_What you need to do_. Exclude the pictures; give every entry again exactly as written.
----- Extracted records -----
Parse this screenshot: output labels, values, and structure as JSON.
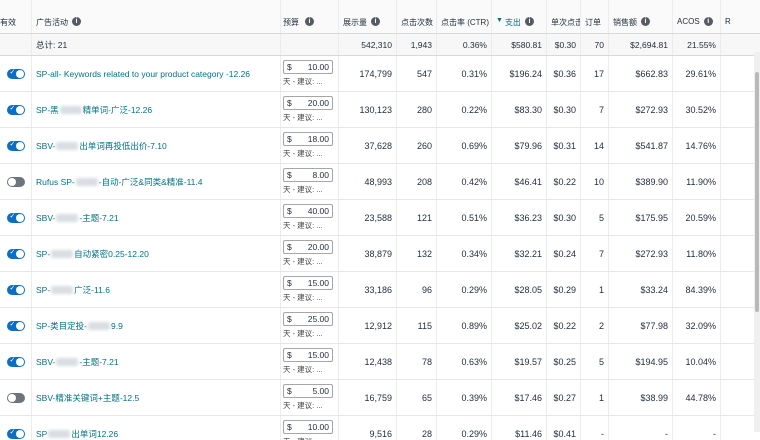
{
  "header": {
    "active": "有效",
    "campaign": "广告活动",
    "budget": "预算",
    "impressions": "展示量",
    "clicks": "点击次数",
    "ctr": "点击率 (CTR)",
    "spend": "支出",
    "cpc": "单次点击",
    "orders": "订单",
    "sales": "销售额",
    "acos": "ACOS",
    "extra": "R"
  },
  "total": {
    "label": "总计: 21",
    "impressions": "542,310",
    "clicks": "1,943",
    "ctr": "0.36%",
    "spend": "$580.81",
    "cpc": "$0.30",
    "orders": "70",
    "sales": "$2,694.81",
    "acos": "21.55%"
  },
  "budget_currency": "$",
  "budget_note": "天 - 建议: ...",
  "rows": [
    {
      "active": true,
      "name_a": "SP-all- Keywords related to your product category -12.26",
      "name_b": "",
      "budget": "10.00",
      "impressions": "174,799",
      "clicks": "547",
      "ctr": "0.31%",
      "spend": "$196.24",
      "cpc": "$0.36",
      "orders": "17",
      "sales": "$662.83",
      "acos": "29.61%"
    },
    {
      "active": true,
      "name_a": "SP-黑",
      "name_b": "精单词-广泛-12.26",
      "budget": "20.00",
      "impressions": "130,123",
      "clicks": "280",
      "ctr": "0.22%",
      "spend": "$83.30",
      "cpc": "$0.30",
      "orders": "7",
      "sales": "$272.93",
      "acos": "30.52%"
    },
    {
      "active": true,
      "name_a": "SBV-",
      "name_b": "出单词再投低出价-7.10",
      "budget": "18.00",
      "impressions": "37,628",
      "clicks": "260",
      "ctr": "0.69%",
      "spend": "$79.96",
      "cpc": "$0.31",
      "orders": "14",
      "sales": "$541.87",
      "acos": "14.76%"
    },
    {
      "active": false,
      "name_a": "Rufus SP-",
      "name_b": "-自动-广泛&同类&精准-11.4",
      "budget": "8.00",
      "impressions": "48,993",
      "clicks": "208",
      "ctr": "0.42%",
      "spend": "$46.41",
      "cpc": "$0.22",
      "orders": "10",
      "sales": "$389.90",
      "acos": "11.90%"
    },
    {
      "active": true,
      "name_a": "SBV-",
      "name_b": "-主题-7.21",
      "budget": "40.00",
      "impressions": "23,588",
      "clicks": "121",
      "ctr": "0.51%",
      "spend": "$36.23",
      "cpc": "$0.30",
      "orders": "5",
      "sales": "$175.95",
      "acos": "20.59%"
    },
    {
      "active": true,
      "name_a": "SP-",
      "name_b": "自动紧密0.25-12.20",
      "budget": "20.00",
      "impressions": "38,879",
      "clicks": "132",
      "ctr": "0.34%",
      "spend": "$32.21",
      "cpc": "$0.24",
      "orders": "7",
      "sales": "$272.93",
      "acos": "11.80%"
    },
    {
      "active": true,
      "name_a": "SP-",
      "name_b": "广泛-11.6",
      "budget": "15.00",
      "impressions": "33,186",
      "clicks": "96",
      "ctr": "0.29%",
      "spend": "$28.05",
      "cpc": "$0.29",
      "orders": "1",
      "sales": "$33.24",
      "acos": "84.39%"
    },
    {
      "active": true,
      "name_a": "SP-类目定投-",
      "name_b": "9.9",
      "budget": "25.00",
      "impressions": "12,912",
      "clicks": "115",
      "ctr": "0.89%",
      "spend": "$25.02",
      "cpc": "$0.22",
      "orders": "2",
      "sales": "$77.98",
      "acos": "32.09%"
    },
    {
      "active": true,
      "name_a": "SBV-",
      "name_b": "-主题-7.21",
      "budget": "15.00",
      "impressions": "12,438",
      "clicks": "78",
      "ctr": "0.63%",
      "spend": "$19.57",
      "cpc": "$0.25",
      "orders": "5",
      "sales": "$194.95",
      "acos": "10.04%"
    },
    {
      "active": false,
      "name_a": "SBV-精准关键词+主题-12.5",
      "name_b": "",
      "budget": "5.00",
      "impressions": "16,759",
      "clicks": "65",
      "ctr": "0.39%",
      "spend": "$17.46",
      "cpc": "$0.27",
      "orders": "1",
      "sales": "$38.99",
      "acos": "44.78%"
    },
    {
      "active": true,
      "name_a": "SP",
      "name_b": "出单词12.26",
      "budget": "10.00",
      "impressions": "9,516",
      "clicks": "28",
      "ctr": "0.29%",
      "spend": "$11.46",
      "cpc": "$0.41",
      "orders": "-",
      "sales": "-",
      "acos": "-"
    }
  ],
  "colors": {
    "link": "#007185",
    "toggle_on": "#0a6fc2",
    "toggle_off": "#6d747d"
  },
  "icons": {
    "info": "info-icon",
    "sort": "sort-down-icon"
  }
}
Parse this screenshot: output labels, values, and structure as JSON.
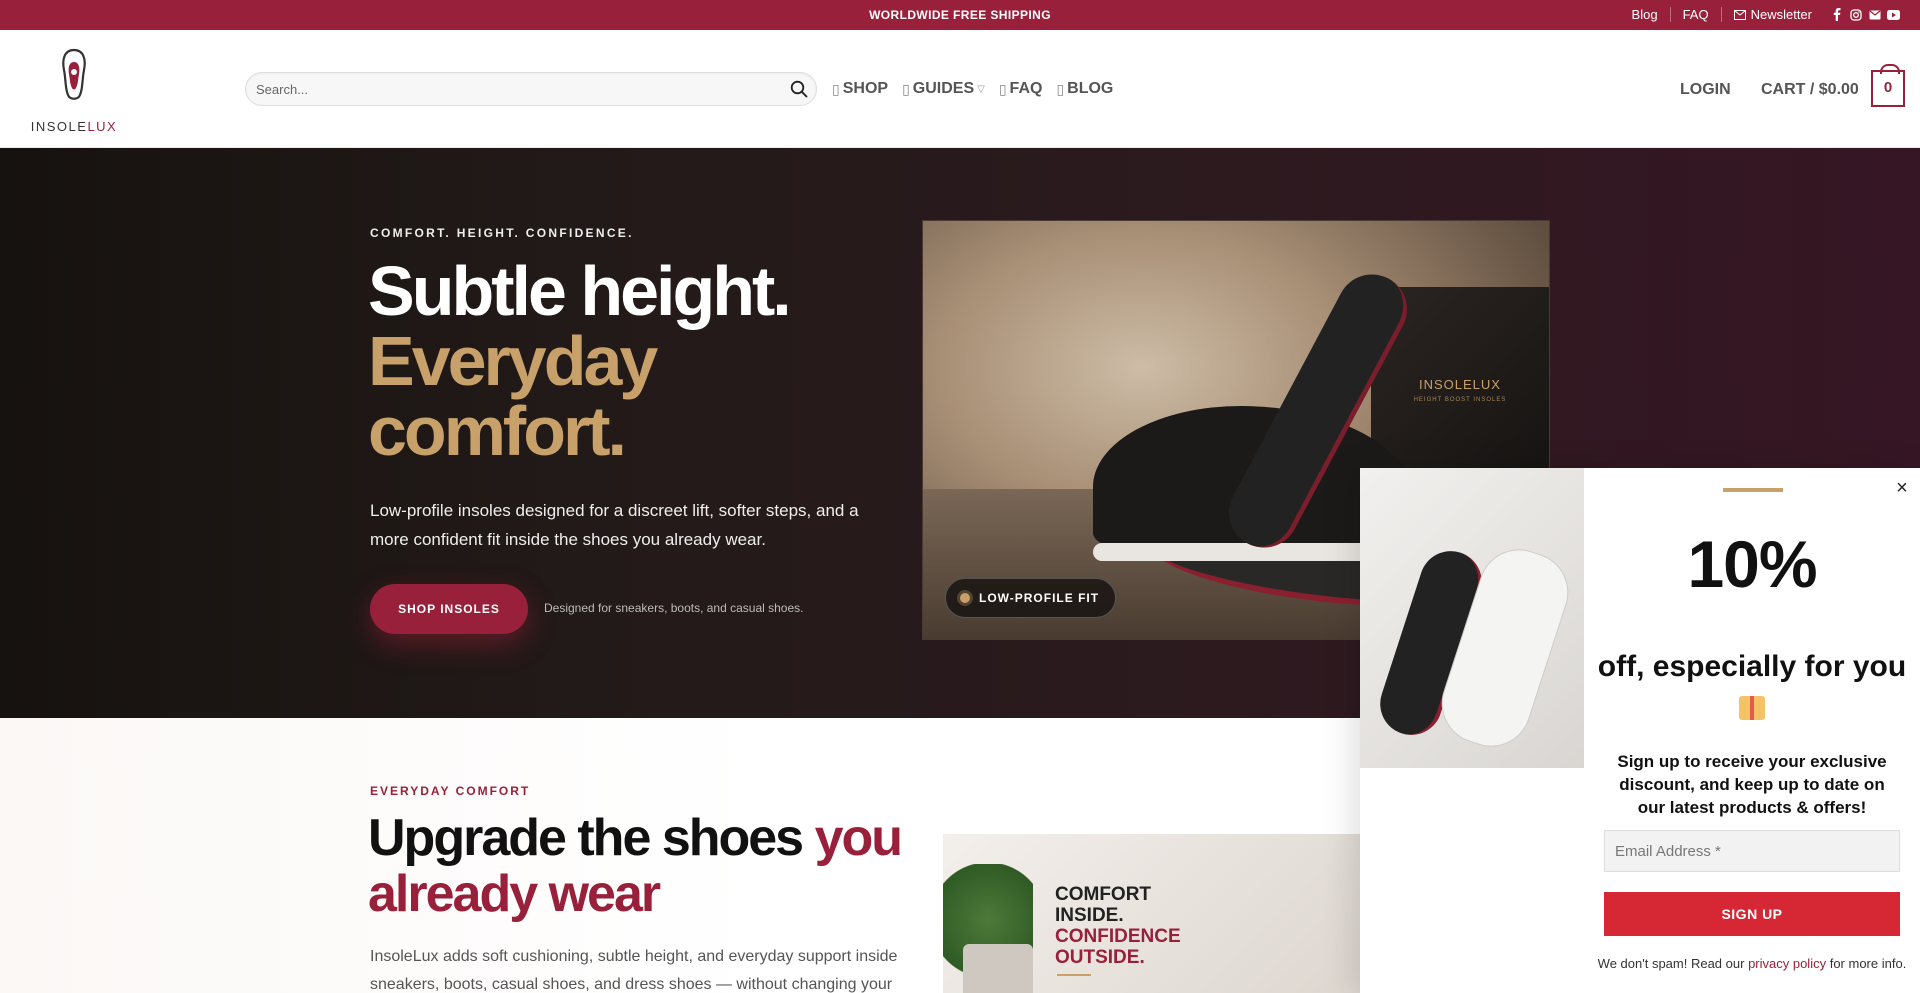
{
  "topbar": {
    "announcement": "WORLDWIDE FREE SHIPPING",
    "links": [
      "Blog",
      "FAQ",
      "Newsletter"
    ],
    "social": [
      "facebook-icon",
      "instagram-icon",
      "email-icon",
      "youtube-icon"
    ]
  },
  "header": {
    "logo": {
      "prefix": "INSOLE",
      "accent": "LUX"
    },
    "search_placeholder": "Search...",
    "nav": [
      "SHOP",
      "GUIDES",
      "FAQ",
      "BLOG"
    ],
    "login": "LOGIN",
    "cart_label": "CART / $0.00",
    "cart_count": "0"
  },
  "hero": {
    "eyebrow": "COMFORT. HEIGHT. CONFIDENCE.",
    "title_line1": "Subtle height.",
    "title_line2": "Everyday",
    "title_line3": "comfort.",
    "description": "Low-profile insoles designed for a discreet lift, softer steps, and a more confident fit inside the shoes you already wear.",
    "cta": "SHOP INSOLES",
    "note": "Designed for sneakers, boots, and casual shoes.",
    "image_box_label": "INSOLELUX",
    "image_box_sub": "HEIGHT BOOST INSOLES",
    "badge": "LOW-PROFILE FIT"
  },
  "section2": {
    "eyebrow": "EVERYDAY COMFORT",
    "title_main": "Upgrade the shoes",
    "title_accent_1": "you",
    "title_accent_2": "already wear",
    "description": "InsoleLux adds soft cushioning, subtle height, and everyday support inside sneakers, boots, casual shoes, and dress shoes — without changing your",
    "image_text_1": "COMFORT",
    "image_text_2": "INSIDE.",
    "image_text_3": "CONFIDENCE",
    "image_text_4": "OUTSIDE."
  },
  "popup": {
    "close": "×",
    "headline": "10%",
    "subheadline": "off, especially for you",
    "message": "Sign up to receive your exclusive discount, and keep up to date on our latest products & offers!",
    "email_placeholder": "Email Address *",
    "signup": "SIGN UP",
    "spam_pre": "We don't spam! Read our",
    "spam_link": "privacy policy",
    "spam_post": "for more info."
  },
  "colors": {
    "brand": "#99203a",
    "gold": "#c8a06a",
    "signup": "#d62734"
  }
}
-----
_Task result_.
Parse this screenshot: output labels, values, and structure as JSON.
{
  "header": {
    "active": "有效",
    "campaign": "广告活动",
    "budget": "预算",
    "impressions": "展示量",
    "clicks": "点击次数",
    "ctr": "点击率 (CTR)",
    "spend": "支出",
    "cpc": "单次点击",
    "orders": "订单",
    "sales": "销售额",
    "acos": "ACOS",
    "extra": "R"
  },
  "total": {
    "label": "总计: 21",
    "impressions": "542,310",
    "clicks": "1,943",
    "ctr": "0.36%",
    "spend": "$580.81",
    "cpc": "$0.30",
    "orders": "70",
    "sales": "$2,694.81",
    "acos": "21.55%"
  },
  "budget_currency": "$",
  "budget_note": "天 - 建议: ...",
  "rows": [
    {
      "active": true,
      "name_a": "SP-all- Keywords related to your product category -12.26",
      "name_b": "",
      "budget": "10.00",
      "impressions": "174,799",
      "clicks": "547",
      "ctr": "0.31%",
      "spend": "$196.24",
      "cpc": "$0.36",
      "orders": "17",
      "sales": "$662.83",
      "acos": "29.61%"
    },
    {
      "active": true,
      "name_a": "SP-黑",
      "name_b": "精单词-广泛-12.26",
      "budget": "20.00",
      "impressions": "130,123",
      "clicks": "280",
      "ctr": "0.22%",
      "spend": "$83.30",
      "cpc": "$0.30",
      "orders": "7",
      "sales": "$272.93",
      "acos": "30.52%"
    },
    {
      "active": true,
      "name_a": "SBV-",
      "name_b": "出单词再投低出价-7.10",
      "budget": "18.00",
      "impressions": "37,628",
      "clicks": "260",
      "ctr": "0.69%",
      "spend": "$79.96",
      "cpc": "$0.31",
      "orders": "14",
      "sales": "$541.87",
      "acos": "14.76%"
    },
    {
      "active": false,
      "name_a": "Rufus SP-",
      "name_b": "-自动-广泛&同类&精准-11.4",
      "budget": "8.00",
      "impressions": "48,993",
      "clicks": "208",
      "ctr": "0.42%",
      "spend": "$46.41",
      "cpc": "$0.22",
      "orders": "10",
      "sales": "$389.90",
      "acos": "11.90%"
    },
    {
      "active": true,
      "name_a": "SBV-",
      "name_b": "-主题-7.21",
      "budget": "40.00",
      "impressions": "23,588",
      "clicks": "121",
      "ctr": "0.51%",
      "spend": "$36.23",
      "cpc": "$0.30",
      "orders": "5",
      "sales": "$175.95",
      "acos": "20.59%"
    },
    {
      "active": true,
      "name_a": "SP-",
      "name_b": "自动紧密0.25-12.20",
      "budget": "20.00",
      "impressions": "38,879",
      "clicks": "132",
      "ctr": "0.34%",
      "spend": "$32.21",
      "cpc": "$0.24",
      "orders": "7",
      "sales": "$272.93",
      "acos": "11.80%"
    },
    {
      "active": true,
      "name_a": "SP-",
      "name_b": "广泛-11.6",
      "budget": "15.00",
      "impressions": "33,186",
      "clicks": "96",
      "ctr": "0.29%",
      "spend": "$28.05",
      "cpc": "$0.29",
      "orders": "1",
      "sales": "$33.24",
      "acos": "84.39%"
    },
    {
      "active": true,
      "name_a": "SP-类目定投-",
      "name_b": "9.9",
      "budget": "25.00",
      "impressions": "12,912",
      "clicks": "115",
      "ctr": "0.89%",
      "spend": "$25.02",
      "cpc": "$0.22",
      "orders": "2",
      "sales": "$77.98",
      "acos": "32.09%"
    },
    {
      "active": true,
      "name_a": "SBV-",
      "name_b": "-主题-7.21",
      "budget": "15.00",
      "impressions": "12,438",
      "clicks": "78",
      "ctr": "0.63%",
      "spend": "$19.57",
      "cpc": "$0.25",
      "orders": "5",
      "sales": "$194.95",
      "acos": "10.04%"
    },
    {
      "active": false,
      "name_a": "SBV-精准关键词+主题-12.5",
      "name_b": "",
      "budget": "5.00",
      "impressions": "16,759",
      "clicks": "65",
      "ctr": "0.39%",
      "spend": "$17.46",
      "cpc": "$0.27",
      "orders": "1",
      "sales": "$38.99",
      "acos": "44.78%"
    },
    {
      "active": true,
      "name_a": "SP",
      "name_b": "出单词12.26",
      "budget": "10.00",
      "impressions": "9,516",
      "clicks": "28",
      "ctr": "0.29%",
      "spend": "$11.46",
      "cpc": "$0.41",
      "orders": "-",
      "sales": "-",
      "acos": "-"
    }
  ],
  "colors": {
    "link": "#007185",
    "toggle_on": "#0a6fc2",
    "toggle_off": "#6d747d"
  },
  "icons": {
    "info": "info-icon",
    "sort": "sort-down-icon"
  }
}
Parse this screenshot: output labels, values, and structure as JSON.
{
  "topbar": {
    "announcement": "WORLDWIDE FREE SHIPPING",
    "links": [
      "Blog",
      "FAQ",
      "Newsletter"
    ],
    "social": [
      "facebook-icon",
      "instagram-icon",
      "email-icon",
      "youtube-icon"
    ]
  },
  "header": {
    "logo": {
      "prefix": "INSOLE",
      "accent": "LUX"
    },
    "search_placeholder": "Search...",
    "nav": [
      "SHOP",
      "GUIDES",
      "FAQ",
      "BLOG"
    ],
    "login": "LOGIN",
    "cart_label": "CART / $0.00",
    "cart_count": "0"
  },
  "hero": {
    "eyebrow": "COMFORT. HEIGHT. CONFIDENCE.",
    "title_line1": "Subtle height.",
    "title_line2": "Everyday",
    "title_line3": "comfort.",
    "description": "Low-profile insoles designed for a discreet lift, softer steps, and a more confident fit inside the shoes you already wear.",
    "cta": "SHOP INSOLES",
    "note": "Designed for sneakers, boots, and casual shoes.",
    "image_box_label": "INSOLELUX",
    "image_box_sub": "HEIGHT BOOST INSOLES",
    "badge": "LOW-PROFILE FIT"
  },
  "section2": {
    "eyebrow": "EVERYDAY COMFORT",
    "title_main": "Upgrade the shoes",
    "title_accent_1": "you",
    "title_accent_2": "already wear",
    "description": "InsoleLux adds soft cushioning, subtle height, and everyday support inside sneakers, boots, casual shoes, and dress shoes — without changing your",
    "image_text_1": "COMFORT",
    "image_text_2": "INSIDE.",
    "image_text_3": "CONFIDENCE",
    "image_text_4": "OUTSIDE."
  },
  "popup": {
    "close": "×",
    "headline": "10%",
    "subheadline": "off, especially for you",
    "message": "Sign up to receive your exclusive discount, and keep up to date on our latest products & offers!",
    "email_placeholder": "Email Address *",
    "signup": "SIGN UP",
    "spam_pre": "We don't spam! Read our",
    "spam_link": "privacy policy",
    "spam_post": "for more info."
  },
  "colors": {
    "brand": "#99203a",
    "gold": "#c8a06a",
    "signup": "#d62734"
  }
}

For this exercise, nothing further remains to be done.